Exercise description:
Lines with the word "Saisonabschluss" in them must be copied from the records below.

Record excerpts:
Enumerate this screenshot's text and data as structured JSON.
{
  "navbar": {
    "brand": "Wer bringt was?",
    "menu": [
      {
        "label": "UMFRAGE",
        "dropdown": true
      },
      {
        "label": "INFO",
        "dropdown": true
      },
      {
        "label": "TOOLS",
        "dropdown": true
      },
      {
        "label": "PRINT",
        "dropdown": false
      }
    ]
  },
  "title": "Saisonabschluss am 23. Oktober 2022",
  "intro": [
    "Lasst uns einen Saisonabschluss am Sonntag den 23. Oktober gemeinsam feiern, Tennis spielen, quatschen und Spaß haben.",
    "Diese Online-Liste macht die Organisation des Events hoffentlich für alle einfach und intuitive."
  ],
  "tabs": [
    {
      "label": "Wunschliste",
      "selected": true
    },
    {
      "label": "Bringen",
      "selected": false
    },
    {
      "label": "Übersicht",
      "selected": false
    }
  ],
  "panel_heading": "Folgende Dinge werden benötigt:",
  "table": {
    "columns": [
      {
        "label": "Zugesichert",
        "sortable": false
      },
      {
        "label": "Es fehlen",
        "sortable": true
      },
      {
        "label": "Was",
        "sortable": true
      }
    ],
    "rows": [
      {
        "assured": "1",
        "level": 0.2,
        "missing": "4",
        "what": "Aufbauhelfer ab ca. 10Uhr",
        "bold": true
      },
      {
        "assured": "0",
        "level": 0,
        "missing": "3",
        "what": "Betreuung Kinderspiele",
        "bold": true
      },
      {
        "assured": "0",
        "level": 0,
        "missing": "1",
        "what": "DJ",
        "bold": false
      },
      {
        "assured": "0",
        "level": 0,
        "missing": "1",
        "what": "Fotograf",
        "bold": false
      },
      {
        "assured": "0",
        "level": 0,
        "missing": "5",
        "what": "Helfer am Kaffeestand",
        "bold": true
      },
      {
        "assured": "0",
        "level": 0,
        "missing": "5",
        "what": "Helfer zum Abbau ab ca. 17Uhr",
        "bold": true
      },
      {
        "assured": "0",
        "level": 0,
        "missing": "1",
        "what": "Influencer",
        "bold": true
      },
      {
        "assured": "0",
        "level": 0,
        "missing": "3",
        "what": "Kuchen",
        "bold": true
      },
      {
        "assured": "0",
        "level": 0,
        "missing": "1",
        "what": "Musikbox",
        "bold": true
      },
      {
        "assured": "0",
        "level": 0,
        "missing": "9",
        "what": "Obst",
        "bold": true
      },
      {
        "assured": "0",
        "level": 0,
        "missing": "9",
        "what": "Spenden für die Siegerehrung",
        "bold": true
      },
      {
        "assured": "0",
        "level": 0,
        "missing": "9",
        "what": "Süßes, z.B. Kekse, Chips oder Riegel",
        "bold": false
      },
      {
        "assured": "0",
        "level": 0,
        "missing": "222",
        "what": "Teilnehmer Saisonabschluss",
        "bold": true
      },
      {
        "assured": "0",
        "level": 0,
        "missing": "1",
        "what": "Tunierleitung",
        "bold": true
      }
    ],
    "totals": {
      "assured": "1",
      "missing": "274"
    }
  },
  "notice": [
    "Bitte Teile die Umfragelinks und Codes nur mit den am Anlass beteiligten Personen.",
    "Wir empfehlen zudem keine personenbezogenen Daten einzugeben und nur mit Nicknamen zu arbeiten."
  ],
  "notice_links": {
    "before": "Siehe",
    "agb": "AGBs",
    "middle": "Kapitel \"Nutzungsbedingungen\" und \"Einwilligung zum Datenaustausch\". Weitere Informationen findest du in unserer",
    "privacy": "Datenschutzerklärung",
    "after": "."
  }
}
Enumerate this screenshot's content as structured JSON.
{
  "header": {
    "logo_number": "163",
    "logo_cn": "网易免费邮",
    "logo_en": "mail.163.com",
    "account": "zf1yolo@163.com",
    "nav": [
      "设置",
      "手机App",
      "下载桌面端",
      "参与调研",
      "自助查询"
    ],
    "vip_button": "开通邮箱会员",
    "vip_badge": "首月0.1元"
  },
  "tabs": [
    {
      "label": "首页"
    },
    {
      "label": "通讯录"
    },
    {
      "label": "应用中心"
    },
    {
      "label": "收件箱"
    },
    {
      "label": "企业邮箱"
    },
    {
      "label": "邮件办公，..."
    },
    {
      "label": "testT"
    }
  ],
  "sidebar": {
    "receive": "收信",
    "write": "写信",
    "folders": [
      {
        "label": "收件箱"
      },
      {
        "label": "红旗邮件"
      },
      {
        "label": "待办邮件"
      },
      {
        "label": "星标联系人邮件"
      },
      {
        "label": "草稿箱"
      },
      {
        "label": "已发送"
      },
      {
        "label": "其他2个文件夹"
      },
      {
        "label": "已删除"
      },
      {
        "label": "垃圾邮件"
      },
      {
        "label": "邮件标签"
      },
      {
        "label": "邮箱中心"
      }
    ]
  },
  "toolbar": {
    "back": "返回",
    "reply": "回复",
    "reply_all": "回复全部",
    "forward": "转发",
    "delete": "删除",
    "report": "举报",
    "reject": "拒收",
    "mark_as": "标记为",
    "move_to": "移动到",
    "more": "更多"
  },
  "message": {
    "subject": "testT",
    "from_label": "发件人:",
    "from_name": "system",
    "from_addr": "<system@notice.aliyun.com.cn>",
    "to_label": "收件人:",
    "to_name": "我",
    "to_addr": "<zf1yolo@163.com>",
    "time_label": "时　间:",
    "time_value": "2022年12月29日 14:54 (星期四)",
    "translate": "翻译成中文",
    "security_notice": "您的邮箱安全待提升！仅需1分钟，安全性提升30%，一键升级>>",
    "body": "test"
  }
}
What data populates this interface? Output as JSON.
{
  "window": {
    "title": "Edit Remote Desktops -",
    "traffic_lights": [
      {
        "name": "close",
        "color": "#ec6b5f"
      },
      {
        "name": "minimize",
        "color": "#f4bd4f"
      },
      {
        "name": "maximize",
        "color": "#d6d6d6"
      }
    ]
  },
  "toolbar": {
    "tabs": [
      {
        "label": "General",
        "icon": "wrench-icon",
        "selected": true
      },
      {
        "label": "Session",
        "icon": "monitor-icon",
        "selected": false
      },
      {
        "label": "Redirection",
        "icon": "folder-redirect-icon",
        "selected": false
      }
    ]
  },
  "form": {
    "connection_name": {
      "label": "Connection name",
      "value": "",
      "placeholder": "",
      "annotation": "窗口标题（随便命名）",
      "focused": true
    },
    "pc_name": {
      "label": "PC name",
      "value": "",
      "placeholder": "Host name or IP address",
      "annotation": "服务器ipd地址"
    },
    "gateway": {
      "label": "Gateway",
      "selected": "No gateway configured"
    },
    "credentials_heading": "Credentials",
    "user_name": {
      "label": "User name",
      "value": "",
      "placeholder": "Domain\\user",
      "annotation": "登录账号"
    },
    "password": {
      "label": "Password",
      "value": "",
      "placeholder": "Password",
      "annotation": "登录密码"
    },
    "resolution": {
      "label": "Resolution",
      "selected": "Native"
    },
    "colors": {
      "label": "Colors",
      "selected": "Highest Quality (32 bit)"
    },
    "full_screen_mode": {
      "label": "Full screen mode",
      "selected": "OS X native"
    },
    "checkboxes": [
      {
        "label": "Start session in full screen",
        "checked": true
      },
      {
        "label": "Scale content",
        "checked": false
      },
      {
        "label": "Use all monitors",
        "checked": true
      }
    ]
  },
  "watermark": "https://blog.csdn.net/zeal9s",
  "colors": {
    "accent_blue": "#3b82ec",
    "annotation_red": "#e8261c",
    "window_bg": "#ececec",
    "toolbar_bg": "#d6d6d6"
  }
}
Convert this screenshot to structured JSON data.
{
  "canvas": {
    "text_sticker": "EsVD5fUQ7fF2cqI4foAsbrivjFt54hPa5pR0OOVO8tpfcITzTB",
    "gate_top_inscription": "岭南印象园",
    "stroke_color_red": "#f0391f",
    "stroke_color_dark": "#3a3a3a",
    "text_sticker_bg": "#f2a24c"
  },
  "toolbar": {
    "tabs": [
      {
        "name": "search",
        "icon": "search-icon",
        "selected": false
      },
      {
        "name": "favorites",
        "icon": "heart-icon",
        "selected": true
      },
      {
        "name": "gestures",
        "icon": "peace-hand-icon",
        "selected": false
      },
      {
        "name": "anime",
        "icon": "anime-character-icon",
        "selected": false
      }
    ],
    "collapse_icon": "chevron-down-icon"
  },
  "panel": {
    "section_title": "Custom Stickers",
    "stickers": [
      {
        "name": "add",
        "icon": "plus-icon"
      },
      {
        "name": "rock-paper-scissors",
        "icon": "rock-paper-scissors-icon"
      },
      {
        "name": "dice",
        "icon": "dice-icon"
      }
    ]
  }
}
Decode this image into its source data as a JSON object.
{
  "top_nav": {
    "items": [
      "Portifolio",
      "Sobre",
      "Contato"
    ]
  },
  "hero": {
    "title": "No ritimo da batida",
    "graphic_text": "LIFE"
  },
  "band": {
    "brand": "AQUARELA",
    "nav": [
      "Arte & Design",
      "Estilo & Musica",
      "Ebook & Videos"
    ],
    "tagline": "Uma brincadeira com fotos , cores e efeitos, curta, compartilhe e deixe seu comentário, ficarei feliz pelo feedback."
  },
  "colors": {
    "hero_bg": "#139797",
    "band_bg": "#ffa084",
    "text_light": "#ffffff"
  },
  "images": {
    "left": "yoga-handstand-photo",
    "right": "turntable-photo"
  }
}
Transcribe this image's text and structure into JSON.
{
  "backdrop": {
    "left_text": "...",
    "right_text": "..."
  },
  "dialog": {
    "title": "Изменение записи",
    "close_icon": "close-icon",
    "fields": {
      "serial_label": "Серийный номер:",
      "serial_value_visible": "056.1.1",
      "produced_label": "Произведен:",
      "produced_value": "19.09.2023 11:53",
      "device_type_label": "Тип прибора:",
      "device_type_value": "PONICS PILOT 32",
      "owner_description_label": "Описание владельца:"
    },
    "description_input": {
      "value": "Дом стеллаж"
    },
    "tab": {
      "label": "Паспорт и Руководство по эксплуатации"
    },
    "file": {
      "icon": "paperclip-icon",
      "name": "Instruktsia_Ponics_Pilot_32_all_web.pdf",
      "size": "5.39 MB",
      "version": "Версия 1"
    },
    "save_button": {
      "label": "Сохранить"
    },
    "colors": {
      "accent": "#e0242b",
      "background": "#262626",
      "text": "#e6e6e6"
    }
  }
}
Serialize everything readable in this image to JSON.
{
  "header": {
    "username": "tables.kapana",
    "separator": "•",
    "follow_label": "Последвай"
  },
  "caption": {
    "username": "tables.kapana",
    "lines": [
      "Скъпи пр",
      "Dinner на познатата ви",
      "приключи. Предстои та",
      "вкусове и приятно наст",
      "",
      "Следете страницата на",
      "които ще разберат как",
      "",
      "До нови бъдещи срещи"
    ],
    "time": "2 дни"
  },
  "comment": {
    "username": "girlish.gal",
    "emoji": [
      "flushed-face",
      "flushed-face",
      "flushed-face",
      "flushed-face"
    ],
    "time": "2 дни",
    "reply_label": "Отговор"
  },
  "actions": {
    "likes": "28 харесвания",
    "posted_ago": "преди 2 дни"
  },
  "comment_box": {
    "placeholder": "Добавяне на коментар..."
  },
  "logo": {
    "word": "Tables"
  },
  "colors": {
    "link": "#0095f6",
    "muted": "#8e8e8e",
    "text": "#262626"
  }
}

Finished exercise:
  "title": "Saisonabschluss am 23. Oktober 2022",
    "Lasst uns einen Saisonabschluss am Sonntag den 23. Oktober gemeinsam feiern, Tennis spielen, quatschen und Spaß haben.",
        "what": "Teilnehmer Saisonabschluss",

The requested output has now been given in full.